--- WORK TO BE COMPLETED ---
For each entry that follows, write out an identical copy.

Interface dataset entries
^^^^

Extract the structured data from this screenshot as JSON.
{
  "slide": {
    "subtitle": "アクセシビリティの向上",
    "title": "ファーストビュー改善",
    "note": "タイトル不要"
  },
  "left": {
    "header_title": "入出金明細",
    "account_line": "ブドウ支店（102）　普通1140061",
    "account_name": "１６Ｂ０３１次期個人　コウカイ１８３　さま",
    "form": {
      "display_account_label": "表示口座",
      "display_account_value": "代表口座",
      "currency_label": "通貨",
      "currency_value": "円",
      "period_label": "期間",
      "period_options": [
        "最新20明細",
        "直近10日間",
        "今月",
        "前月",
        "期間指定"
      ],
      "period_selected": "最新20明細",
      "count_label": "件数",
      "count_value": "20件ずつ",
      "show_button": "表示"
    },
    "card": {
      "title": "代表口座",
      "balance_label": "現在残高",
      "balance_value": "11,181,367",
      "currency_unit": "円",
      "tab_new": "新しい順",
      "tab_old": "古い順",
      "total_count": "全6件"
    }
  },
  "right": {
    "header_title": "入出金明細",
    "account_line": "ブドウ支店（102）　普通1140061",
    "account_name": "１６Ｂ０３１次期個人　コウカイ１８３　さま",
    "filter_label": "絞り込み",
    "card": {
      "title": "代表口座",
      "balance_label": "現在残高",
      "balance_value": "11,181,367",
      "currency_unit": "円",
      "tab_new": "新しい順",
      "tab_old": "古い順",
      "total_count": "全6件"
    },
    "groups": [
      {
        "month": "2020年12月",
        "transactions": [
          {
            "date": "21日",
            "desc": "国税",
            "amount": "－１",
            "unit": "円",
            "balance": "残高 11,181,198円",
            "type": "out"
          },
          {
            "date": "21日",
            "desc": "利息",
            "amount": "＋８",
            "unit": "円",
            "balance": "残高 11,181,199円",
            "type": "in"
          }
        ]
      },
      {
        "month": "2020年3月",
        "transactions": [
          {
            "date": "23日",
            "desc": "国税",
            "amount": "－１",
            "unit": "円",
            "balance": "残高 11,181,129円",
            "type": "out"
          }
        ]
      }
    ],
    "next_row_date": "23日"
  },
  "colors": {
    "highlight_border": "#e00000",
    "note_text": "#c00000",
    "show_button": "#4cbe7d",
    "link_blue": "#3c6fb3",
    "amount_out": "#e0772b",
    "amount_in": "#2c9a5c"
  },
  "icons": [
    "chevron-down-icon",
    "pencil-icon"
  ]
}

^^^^

--- RESULT OF THIS EXERCISE ---
Extract the structured data from this screenshot as JSON.
{
  "slide": {
    "subtitle": "アクセシビリティの向上",
    "title": "ファーストビュー改善",
    "note": "タイトル不要"
  },
  "left": {
    "header_title": "入出金明細",
    "account_line": "ブドウ支店（102）　普通1140061",
    "account_name": "１６Ｂ０３１次期個人　コウカイ１８３　さま",
    "form": {
      "display_account_label": "表示口座",
      "display_account_value": "代表口座",
      "currency_label": "通貨",
      "currency_value": "円",
      "period_label": "期間",
      "period_options": [
        "最新20明細",
        "直近10日間",
        "今月",
        "前月",
        "期間指定"
      ],
      "period_selected": "最新20明細",
      "count_label": "件数",
      "count_value": "20件ずつ",
      "show_button": "表示"
    },
    "card": {
      "title": "代表口座",
      "balance_label": "現在残高",
      "balance_value": "11,181,367",
      "currency_unit": "円",
      "tab_new": "新しい順",
      "tab_old": "古い順",
      "total_count": "全6件"
    }
  },
  "right": {
    "header_title": "入出金明細",
    "account_line": "ブドウ支店（102）　普通1140061",
    "account_name": "１６Ｂ０３１次期個人　コウカイ１８３　さま",
    "filter_label": "絞り込み",
    "card": {
      "title": "代表口座",
      "balance_label": "現在残高",
      "balance_value": "11,181,367",
      "currency_unit": "円",
      "tab_new": "新しい順",
      "tab_old": "古い順",
      "total_count": "全6件"
    },
    "groups": [
      {
        "month": "2020年12月",
        "transactions": [
          {
            "date": "21日",
            "desc": "国税",
            "amount": "－１",
            "unit": "円",
            "balance": "残高 11,181,198円",
            "type": "out"
          },
          {
            "date": "21日",
            "desc": "利息",
            "amount": "＋８",
            "unit": "円",
            "balance": "残高 11,181,199円",
            "type": "in"
          }
        ]
      },
      {
        "month": "2020年3月",
        "transactions": [
          {
            "date": "23日",
            "desc": "国税",
            "amount": "－１",
            "unit": "円",
            "balance": "残高 11,181,129円",
            "type": "out"
          }
        ]
      }
    ],
    "next_row_date": "23日"
  },
  "colors": {
    "highlight_border": "#e00000",
    "note_text": "#c00000",
    "show_button": "#4cbe7d",
    "link_blue": "#3c6fb3",
    "amount_out": "#e0772b",
    "amount_in": "#2c9a5c"
  },
  "icons": [
    "chevron-down-icon",
    "pencil-icon"
  ]
}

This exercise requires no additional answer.